What you need to do: Copy each line below containing "JSON".

- - - -

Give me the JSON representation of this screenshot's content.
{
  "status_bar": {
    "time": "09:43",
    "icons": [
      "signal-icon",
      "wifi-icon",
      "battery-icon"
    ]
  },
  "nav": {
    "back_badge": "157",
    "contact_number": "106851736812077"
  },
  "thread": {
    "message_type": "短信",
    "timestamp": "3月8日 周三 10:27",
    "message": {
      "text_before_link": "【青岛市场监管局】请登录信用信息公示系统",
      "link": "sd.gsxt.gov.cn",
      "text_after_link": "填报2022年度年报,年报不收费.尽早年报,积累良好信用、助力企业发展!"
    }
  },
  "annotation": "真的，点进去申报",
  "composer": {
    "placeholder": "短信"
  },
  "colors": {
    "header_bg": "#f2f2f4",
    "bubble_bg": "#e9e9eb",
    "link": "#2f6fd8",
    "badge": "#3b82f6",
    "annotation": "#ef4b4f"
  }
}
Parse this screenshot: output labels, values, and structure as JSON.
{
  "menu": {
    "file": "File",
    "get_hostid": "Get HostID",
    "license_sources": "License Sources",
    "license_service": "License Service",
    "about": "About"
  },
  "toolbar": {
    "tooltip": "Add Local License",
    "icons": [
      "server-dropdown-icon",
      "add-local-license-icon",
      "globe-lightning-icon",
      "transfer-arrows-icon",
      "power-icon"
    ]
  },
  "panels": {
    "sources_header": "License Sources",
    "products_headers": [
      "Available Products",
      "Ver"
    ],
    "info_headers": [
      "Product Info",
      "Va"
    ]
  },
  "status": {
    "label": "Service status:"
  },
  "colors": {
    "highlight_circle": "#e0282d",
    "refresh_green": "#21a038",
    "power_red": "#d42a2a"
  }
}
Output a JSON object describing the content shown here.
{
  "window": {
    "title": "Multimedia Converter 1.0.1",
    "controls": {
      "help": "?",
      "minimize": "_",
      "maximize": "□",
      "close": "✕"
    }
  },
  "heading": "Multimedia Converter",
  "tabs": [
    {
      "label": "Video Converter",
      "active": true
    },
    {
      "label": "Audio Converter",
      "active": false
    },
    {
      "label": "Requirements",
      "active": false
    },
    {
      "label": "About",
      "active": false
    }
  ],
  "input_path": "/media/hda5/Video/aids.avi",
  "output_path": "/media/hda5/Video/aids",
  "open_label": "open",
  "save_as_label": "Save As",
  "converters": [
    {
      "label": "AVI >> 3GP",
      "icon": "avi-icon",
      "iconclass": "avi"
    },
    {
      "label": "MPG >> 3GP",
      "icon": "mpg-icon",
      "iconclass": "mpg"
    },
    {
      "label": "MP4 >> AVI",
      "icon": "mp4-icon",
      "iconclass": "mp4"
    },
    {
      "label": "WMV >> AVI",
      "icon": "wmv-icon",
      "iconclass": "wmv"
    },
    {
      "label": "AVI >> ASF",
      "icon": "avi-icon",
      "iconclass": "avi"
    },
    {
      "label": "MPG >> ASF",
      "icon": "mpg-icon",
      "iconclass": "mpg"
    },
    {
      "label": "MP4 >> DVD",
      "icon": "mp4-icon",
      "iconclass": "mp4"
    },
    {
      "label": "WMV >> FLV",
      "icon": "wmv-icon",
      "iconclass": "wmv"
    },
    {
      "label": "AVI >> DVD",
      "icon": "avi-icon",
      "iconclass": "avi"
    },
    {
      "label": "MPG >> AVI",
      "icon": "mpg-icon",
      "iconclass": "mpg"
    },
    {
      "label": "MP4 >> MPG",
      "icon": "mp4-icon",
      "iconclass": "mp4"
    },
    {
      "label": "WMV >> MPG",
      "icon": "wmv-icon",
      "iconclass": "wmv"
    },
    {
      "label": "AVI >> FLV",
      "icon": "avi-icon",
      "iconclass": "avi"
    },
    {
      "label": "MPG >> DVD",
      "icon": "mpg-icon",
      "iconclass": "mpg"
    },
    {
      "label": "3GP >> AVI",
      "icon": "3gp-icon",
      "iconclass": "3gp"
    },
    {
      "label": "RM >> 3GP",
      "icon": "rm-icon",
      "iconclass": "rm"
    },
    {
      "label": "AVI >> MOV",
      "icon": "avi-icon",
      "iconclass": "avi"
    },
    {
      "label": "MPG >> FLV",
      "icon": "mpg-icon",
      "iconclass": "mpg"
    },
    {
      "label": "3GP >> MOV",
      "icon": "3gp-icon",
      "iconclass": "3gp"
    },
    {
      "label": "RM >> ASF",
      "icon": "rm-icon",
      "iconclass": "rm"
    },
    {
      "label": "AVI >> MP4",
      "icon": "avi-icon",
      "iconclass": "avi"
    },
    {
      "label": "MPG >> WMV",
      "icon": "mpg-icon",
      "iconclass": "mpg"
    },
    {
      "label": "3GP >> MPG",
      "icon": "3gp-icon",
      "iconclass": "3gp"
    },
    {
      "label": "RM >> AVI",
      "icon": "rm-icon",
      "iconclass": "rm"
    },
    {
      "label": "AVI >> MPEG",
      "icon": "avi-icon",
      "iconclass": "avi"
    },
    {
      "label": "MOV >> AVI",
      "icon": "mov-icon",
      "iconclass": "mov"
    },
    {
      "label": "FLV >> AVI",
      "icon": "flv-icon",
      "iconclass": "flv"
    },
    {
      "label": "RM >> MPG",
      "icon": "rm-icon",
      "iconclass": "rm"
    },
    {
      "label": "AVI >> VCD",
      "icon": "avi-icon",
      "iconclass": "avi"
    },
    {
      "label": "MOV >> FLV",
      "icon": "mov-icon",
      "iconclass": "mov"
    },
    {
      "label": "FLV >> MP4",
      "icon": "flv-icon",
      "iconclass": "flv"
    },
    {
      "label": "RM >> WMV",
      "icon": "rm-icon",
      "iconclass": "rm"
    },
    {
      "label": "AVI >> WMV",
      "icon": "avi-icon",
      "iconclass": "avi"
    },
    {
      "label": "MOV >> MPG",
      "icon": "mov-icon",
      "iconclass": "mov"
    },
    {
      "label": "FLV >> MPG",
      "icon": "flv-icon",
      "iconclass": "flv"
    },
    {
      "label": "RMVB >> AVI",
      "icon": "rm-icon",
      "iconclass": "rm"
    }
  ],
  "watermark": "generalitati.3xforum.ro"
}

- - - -

Exercise answer:
Give me the JSON representation of this screenshot's content.
Parse this screenshot: output labels, values, and structure as JSON.
Output a JSON object describing the content shown here.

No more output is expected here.